The growing reach of Chinese censorship.
You may not care about China. But China cares about you. That is the message of an extraordinary episode in the French city of Nantes this month, which exemplifies the way in which the Chinese Communist Party regards Western notions of academic and cultural freedoms as irrelevant. Any depiction or discussion of China, anywhere in the world, is a potential threat to the regime’s legitimacy — and must be controlled. The exhibition “Son of the Sky and the Steppe”, featuring Genghis Khan’s Mongol empire, has been postponed from February to 2024. The reason is the price the Chinese authorities tried to extract for providing some of the exhibits. They objected to the use of the words “Mongol” and “empire”, and even to mention of Genghis Khan himself. They wanted full control over the tone and content of the texts, maps, catalog, and publicity material. The Heritage Office in Beijing submitted a China-focused concept for the exhibition, which the museum director Bernard Guillet said made “Mongolian history and culture completely disappear”.
One lesson of this is about China’s internal sensitivities. Genghis Khan’s conquests are a humiliation that the regime would like airbrushed from history. The present matters too. A recent crackdown on the country’s hard-pressed Mongol minority will remove their right to mother-tongue education. China’s captive nations – the Tibetans and Uighurs are the best known, but there are others — face the obliteration of their culture, languages, and religion under a ruthless policy of Han Chinese ethnonational dominance disguised as communist ideology.

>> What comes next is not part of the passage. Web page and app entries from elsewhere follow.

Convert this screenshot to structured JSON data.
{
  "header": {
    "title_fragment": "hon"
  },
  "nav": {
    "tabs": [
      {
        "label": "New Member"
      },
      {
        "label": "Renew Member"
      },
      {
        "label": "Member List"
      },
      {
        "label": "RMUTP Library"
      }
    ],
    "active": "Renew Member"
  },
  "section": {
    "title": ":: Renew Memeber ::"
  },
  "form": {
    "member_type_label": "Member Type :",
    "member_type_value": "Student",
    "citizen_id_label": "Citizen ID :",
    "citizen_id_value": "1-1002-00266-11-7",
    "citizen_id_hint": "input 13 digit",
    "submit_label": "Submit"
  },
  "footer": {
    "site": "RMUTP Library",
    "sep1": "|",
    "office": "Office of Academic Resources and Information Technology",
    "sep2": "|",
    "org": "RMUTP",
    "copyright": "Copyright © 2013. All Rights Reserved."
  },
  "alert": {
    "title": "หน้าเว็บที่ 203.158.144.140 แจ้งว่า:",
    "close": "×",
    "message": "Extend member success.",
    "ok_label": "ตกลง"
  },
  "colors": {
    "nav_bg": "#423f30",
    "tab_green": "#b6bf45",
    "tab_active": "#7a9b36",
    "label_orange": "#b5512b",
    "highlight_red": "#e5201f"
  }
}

That is terrible for the inmates of the Chinese prison-state. But it is bad news for us too. China’s clout means that it can dictate terms to the outside world, or at least any bit of it dependent on commercial success. Hollywood, hugely dependent on the Chinese market, has not made a film critical of China since 1997. A report from Pen America says film-makers change “cast, plot, dialogue, and settings” at the behest of Chinese officials, “shaping perceptions, inculcating sensitivities, and reshaping the bounds of what can be shown, said and told.”
Gay and lesbian content, for example, was removed from films such as Bohemian Rhapsody, Star Trek: Beyond, Alien: Covenant, and Cloud Atlas, while Skyfall and Mission: Impossible III were edited to remove scenes where Chinese people were killed. In Doctor Strange, a Tibetan character became Celtic. In Top Gun: Maverick, a pilot’s jacket was edited to remove a Taiwanese flag. This affects not only blockbusters. A tangential connection with a China-critical film made outside Hollywood can blight a career.
The next targets are museums and universities, which are vulnerable because they are in most countries expected to be entrepreneurial, seeking out partners, donors, and customers including from authoritarian states such as Russia and China. The interaction between cash-hungry cultural institutions and the Chinese Communist Party’s control-freakery is fatal for academic freedom.
Attention in the past about has mainly focused on the theft of intellectual property and defense-related secrets. Now the grip is tightening on free speech, particularly since the passing of Hong Kong’s national security law, which criminalizes criticism of Chinese rule, by anyone, anywhere in the world. Any teacher or student visiting Hong Kong or China — or countries such as Thailand with a record of extraditing people at Beijing’s behest — now risk arrest on the basis of their remarks or research.
Many will be tempted to respond with self-censorship. That hands China an easy victory. But resistance — when practiced by enough people — defeats the bullies of Beijing. We do not have to remember Genghis Khan kindly. But let us remember him as we wish, not as we are told to.
Photo: Giant statue of Genghis Khan. Credit: Ludovic Hirlimann, Flickr
WP Post Author
October 19, 2020
Europe’s Edge is an online journal covering crucial topics in the transatlantic policy debate. All opinions are those of the author and do not necessarily represent the position or views of the institutions they represent or the Center for European Policy Analysis.